In the short term, Pusha T’s DAYTONA may have been engulfed and defined by obtuse Kanyisms and Drake beef. In the long run, though, DAYTONA will shine as a vital masterpiece of precision engineered hip-hop bliss.
Lush – Snail Mail (Jun 8th)
So much has been said about the current climate of indie rock that it’s exasperating, so without dwelling too much on the particulars, Lush is one of many phenomenal albums from the genre released in the last 6 months.
Lindsey Jordan’s Snail Mail outfit, like so many others on the Matador label (including Lucy Dacus and Car Seat Headrest), gained a record deal following increased online traction following DIY material.

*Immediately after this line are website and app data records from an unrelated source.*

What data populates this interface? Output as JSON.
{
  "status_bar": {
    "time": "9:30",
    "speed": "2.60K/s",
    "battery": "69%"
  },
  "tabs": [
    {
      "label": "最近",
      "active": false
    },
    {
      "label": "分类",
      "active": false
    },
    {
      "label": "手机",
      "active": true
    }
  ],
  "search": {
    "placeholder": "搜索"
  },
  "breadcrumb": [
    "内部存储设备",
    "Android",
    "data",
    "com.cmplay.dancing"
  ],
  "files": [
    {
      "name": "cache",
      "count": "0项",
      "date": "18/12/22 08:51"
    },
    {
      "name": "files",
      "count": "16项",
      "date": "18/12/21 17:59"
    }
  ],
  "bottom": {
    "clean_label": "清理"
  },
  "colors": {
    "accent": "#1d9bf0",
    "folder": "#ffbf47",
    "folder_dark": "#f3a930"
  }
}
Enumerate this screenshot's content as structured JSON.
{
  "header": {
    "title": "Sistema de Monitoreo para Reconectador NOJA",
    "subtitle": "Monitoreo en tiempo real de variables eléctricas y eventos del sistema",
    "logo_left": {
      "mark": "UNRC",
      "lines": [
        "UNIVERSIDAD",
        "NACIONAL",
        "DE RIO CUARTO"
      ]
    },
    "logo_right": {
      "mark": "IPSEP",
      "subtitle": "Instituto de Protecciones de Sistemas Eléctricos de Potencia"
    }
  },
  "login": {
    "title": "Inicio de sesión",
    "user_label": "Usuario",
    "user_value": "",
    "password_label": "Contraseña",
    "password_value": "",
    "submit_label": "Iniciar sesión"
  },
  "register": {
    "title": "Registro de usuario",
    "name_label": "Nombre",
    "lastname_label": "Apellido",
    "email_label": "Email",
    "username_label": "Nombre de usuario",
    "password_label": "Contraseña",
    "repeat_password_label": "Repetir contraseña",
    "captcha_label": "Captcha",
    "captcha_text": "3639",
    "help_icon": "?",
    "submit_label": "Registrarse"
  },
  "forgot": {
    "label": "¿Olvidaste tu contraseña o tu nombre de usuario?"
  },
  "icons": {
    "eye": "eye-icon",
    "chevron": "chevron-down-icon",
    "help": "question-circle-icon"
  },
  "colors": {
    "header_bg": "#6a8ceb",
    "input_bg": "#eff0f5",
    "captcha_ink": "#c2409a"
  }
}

The result was Lush, an altogether cleaner sound that traded in some of the Lo-Fi particulars of the Habit EP in favour of more prevalent vocals. Drenched in reverb-laden guitars, Lindsey sounds dominantly resolute across Lush, vocalising finite particulars such as ‘I won’t love anyone else/I’ll never love anyone else’ across the phenomenal ‘Pristine’ or ‘I’m not yours’ throughout the yellow haze of ‘Golden Dream.’ Lindsey Jordan doesn’t exactly break new ground, but she delivers emotion with such certainty that it’s impossible not to fall for.
The cleaner sound of Lush may put distinction on vocals, but it certainly doesn’t detract from the gorgeously embellished guitar stabs of ‘Pristine’ or the finger-plucking magnificence of ‘Let’s Find an Out’. There’s a newfound maturity in Snail Mail vocals, but it wouldn’t be nearly as affecting if not for the shroud of music she surrounds herself in. Numerous fills and riffs expand the Snail Mail storytelling, favouring musical breaks and abrupt endings instead of more traditional writing methods: vocal refrains sound more devastating, breakdowns intensify emotion and softer moments (‘Deep Sea’) are all the more affecting.
‘Is there any better feeling than coming clean?’, Lindsey questions in ‘Pristine’. Lush is an intimate album that puts focus on the act of cleanliness, both in her lovelorn philosophising and in the aesthetic of the album. The debut album from Snail Mail is undoubtedly a cleaner sound, but it’s also a purging from an assured Lindsey Jordan that investigates the psychological messiness of emotional cleansing.